just What he didn’t recognize is the fact that they additionally possessed a various water source — wells, in the place of the contaminated streams.

Then needless to say, the Mars canals maps…

…You suggest when anyone thought aliens had made canals on Mars?

Astronomers were looking at these relative lines they could see on Mars, and people maps, coupled with a interpretation error from Italian to English, sparked this notion which had the public enthralled, and inspired the “War of this Worlds.”

Maps made by Italian astronomer Giovanni Schiaparelli into the belated 1800s depicted features on Mars as right lines which he called “canali,” Italian for either man-made canals or channels that are natural. These maps prompted an astronomer that is american Percival Lowell to embrace and market the theory which they had been produced by smart beings. Image thanks to Library of Congress

Think about fictional maps? So what can they show us?

This person Jerry Gretzinger happens to be mapping this fictional world for 35 years, and he’s still taking care of it. The map is 55 legs across at the very least, at this stage. It’s made of significantly more than 3,500 8-by-10 panels, in which he simply keeps taking care of it.

And he’s not only increasing it. He’s editing. He’s contributing to current panels–the map is simply constantly changing.

Jerry Gretzinger’s map started with doodles drawn away from monotony. Now, it is made of a huge number of panels of paint, pen and collage depicting the swirling oceans, metropolitan areas and land masses of a fictional world. Image thanks to Jerry Gretzinger

It does make you wonder: so how exactly does somebody do a project for that long and keep writing and stay thinking about it?

He nevertheless works about it every single day, and I also couldn’t really find out why. We don’t think he really understands why. We invested hours on the phone with him wanting to understand just why he makes this map, and We don’t think i really do. But i enjoy that it is done by him.

exactly just What do you consider individuals usually takes far from this guide?

We wish individuals realize that maps are a definite way that is really interesting explore the entire world, to explore history and imagination, or design, or tradition or politics.

That’s what the guide had been for people — a research around the globe, not just within the geographic feeling but in most feeling. Maps usually takes you locations where you’dn’t want to get. You can view a map that is beautiful also it pulls you in — you intend to consider it. Then chances are you find you learned one thing about history, or your town or some medical finding that you’d no clue ended up being centered on a map.
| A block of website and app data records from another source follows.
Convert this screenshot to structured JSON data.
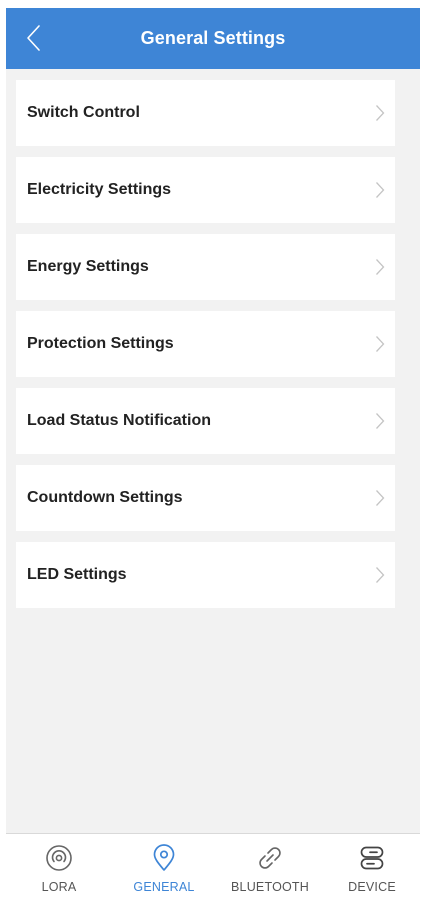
{
  "header": {
    "title": "General Settings",
    "back_icon": "chevron-left-icon"
  },
  "menu": {
    "items": [
      {
        "label": "Switch Control"
      },
      {
        "label": "Electricity Settings"
      },
      {
        "label": "Energy Settings"
      },
      {
        "label": "Protection Settings"
      },
      {
        "label": "Load Status Notification"
      },
      {
        "label": "Countdown Settings"
      },
      {
        "label": "LED Settings"
      }
    ],
    "chevron_icon": "chevron-right-icon"
  },
  "tabbar": {
    "tabs": [
      {
        "label": "LORA",
        "icon": "lora-signal-icon",
        "active": false
      },
      {
        "label": "GENERAL",
        "icon": "location-pin-icon",
        "active": true
      },
      {
        "label": "BLUETOOTH",
        "icon": "link-icon",
        "active": false
      },
      {
        "label": "DEVICE",
        "icon": "device-toggle-icon",
        "active": false
      }
    ]
  },
  "colors": {
    "header_bg": "#3e85d6",
    "accent": "#3e85d6",
    "page_bg": "#f2f2f2",
    "inactive_tab": "#555555"
  }
}
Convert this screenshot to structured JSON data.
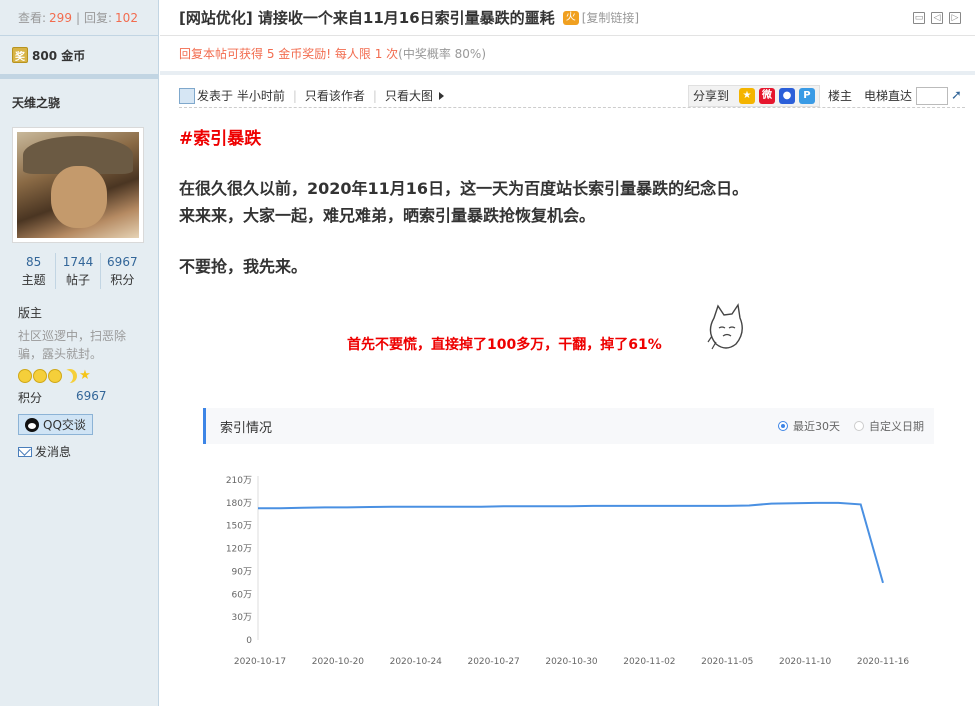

All pictures can be found in the book throughout the Map by Betsy Mason and Greg Miller, posted by nationwide Geographic in October, 2018.